To Thomas B. Marsh he said, "Go your way whithersoever I will, and it shall be given you by the Comforter what ye shall do and whither you shall go." (D&C 31:11.)
What to say! What to write! Where to go! What to do! Such guidance, if given infrequently for only some of life's decisions, would be priceless. But the broader promise given to the Prophet Joseph, at Salem, Massachusetts was that "for the main," (or for the most part) the place he should tarry would be revealed to him by the peace and power of the Spirit. (See D&C 111:8.) And the Three Witnesses were told that the Holy Ghost would manifest "all things which are expedient unto the children of men." (D&C 18:18.)

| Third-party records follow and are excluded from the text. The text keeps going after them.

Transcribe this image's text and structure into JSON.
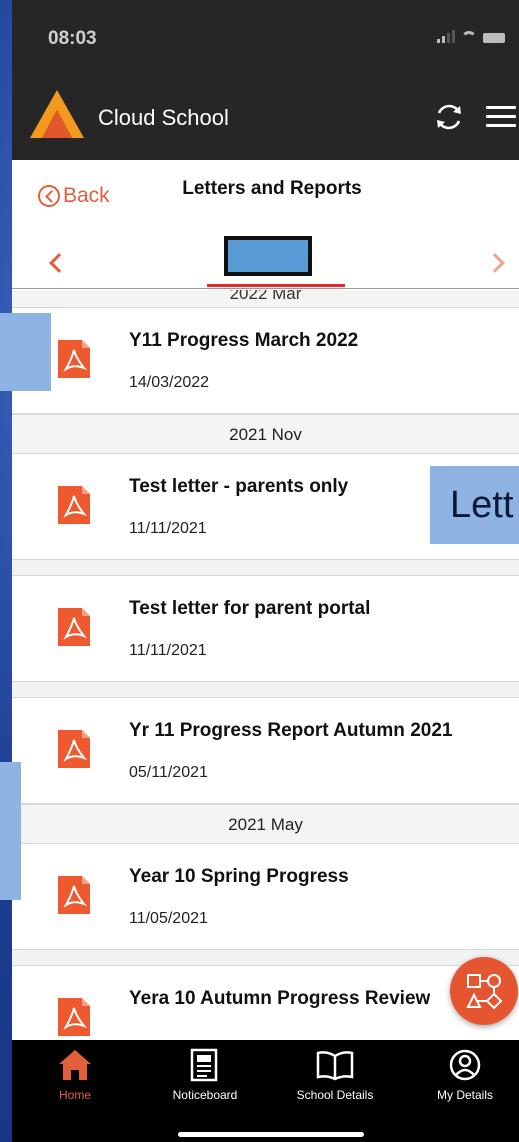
{
  "status_bar": {
    "time": "08:03"
  },
  "header": {
    "app_name": "Cloud School"
  },
  "page": {
    "back_label": "Back",
    "title": "Letters and Reports"
  },
  "list": {
    "top_cut_label": "2022 Mar",
    "items": [
      {
        "title": "Y11 Progress March 2022",
        "date": "14/03/2022"
      },
      {
        "section": "2021 Nov"
      },
      {
        "title": "Test letter - parents only",
        "date": "11/11/2021"
      },
      {
        "title": "Test letter for parent portal",
        "date": "11/11/2021"
      },
      {
        "title": "Yr 11 Progress Report Autumn 2021",
        "date": "05/11/2021"
      },
      {
        "section": "2021 May"
      },
      {
        "title": "Year 10 Spring Progress",
        "date": "11/05/2021"
      },
      {
        "title": "Yera 10 Autumn Progress Review"
      }
    ]
  },
  "overlay": {
    "text": "Lett"
  },
  "tabs": [
    {
      "label": "Home",
      "icon": "home-icon",
      "active": true
    },
    {
      "label": "Noticeboard",
      "icon": "noticeboard-icon"
    },
    {
      "label": "School Details",
      "icon": "book-icon"
    },
    {
      "label": "My Details",
      "icon": "user-circle-icon"
    }
  ],
  "colors": {
    "accent": "#e0603c",
    "header_bg": "#262626",
    "tab_bar_bg": "#000000"
  }
}
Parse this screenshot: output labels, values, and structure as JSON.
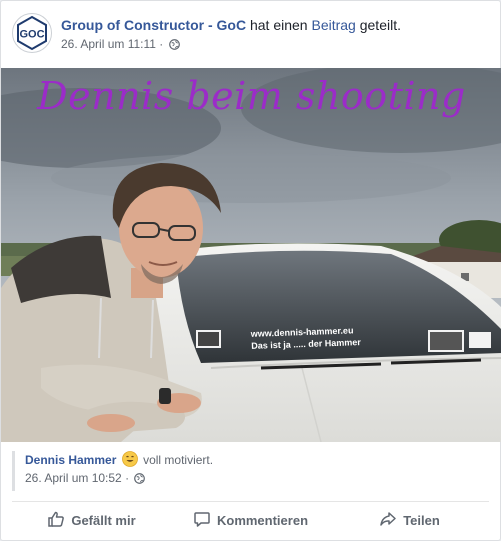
{
  "header": {
    "page_name": "Group of Constructor - GoC",
    "action_text": "hat einen",
    "post_link": "Beitrag",
    "action_suffix": "geteilt.",
    "timestamp": "26. April um 11:11",
    "separator": "·",
    "avatar_text": "GOC"
  },
  "photo": {
    "caption": "Dennis beim shooting",
    "car_line_1": "www.dennis-hammer.eu",
    "car_line_2": "Das ist ja .....   der Hammer"
  },
  "shared": {
    "name": "Dennis Hammer",
    "feeling": "voll motiviert.",
    "timestamp": "26. April um 10:52",
    "separator": "·"
  },
  "actions": {
    "like": "Gefällt mir",
    "comment": "Kommentieren",
    "share": "Teilen"
  },
  "icons": {
    "privacy": "globe-icon",
    "like": "thumbs-up-icon",
    "comment": "comment-icon",
    "share": "share-icon",
    "feeling": "smiley-emoji-icon"
  },
  "colors": {
    "link": "#365899",
    "meta": "#616770",
    "caption": "#9b2cc8"
  }
}
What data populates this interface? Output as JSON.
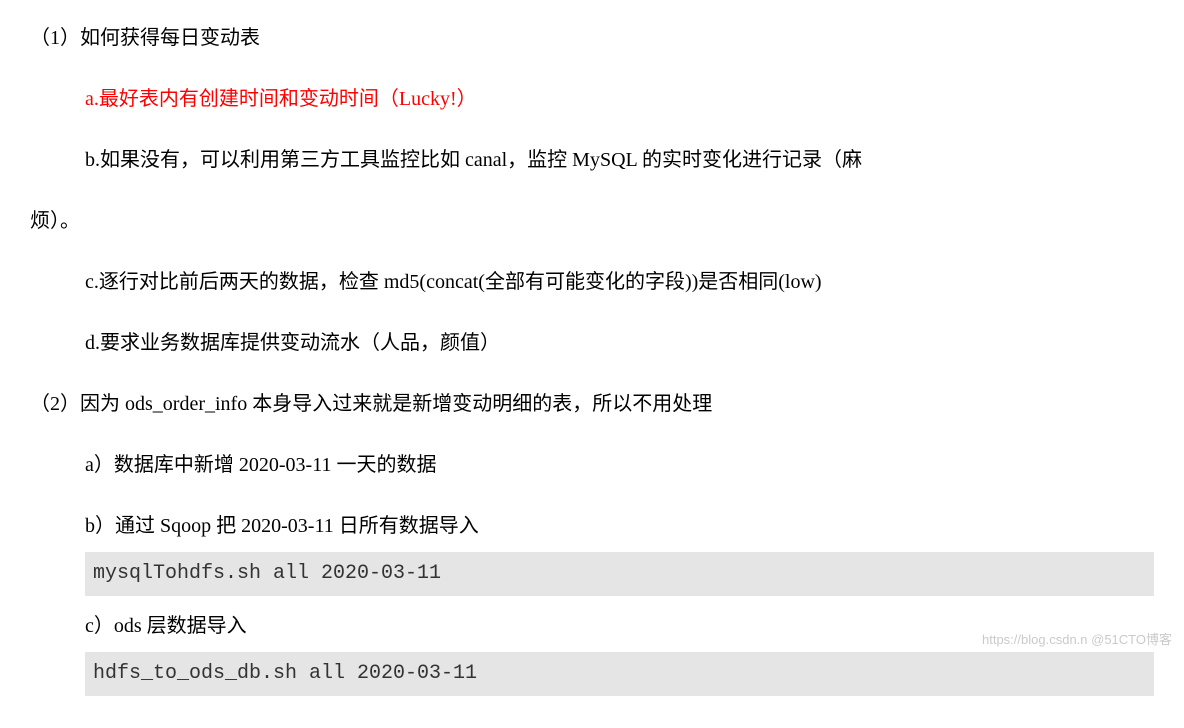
{
  "section1": {
    "title": "（1）如何获得每日变动表",
    "items": {
      "a": "a.最好表内有创建时间和变动时间（Lucky!）",
      "b_part1": "b.如果没有，可以利用第三方工具监控比如 canal，监控 MySQL 的实时变化进行记录（麻",
      "b_part2": "烦）。",
      "c": "c.逐行对比前后两天的数据，检查 md5(concat(全部有可能变化的字段))是否相同(low)",
      "d": "d.要求业务数据库提供变动流水（人品，颜值）"
    }
  },
  "section2": {
    "title": "（2）因为 ods_order_info 本身导入过来就是新增变动明细的表，所以不用处理",
    "items": {
      "a": "a）数据库中新增 2020-03-11 一天的数据",
      "b": "b）通过 Sqoop 把 2020-03-11 日所有数据导入",
      "code1": "mysqlTohdfs.sh all 2020-03-11",
      "c": "c）ods 层数据导入",
      "code2": "hdfs_to_ods_db.sh all 2020-03-11"
    }
  },
  "watermark": "https://blog.csdn.n @51CTO博客"
}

This is of monumental significance. It is then easier to understand why President Marion G. Romney in the April 1974 general conference said, "The importance of receiving the Holy Ghost is beyond expression." (In Conference Report, April 1974, p. 134.) But "beyond expression" must not mean beyond reverent thankfulness or beyond understanding. The world may not comprehend that the Holy Ghost manifests the "truth of all things." (Moro. 10:5.) We know that he does. ("The Gift of Knowing," Ensign, Sept. 1983, 33)
DC 31:12 Pray always, lest you enter into temptation
"The major function of prayer in the day-to-day life of the individual seems to be preventive maintenance. (D&C 75:11; D&C 20:33; D&C 31:12; D&C 61:39; D&C 93:49; D&C 88:126; D&C 101:81.) Our spiritual machinery, like physical machinery, will begin to malfunction if it is not properly maintained.
"This is illustrated by President Brigham Young's warning: 'if we neglect our prayers, a spirit of darkness will come over us.' (Journal of Discourses 10:300.) Prayer is so vital to spiritual health that it should take precedence over most other concerns. President Young counseled:
"'It matters not whether you or I feel like praying; when the time comes to pray, pray. If we do not feel like it, we should pray till we do.' (Journal of Discourses 13:155.)
"When Adam was driven out of the Garden of Eden, the Lord emphasized, among other things, the necessity of praying in the name of Christ. Adam was told to teach his children to pray. (Moses 5:6-8.) Some of his children did not heed the teachings and were deceived by Satan's influence. But the record indicates that 'Adam and Eve, his wife, ceased not to call upon God.' (Moses 5:16.) This habitual, continuous exercise of prayer seems to be the major key to preserving and nourishing our righteous or positive desires." (Neil J. Flinders, "Principles of Parenting, Part 2," Ensign, Apr. 1975, 53-54)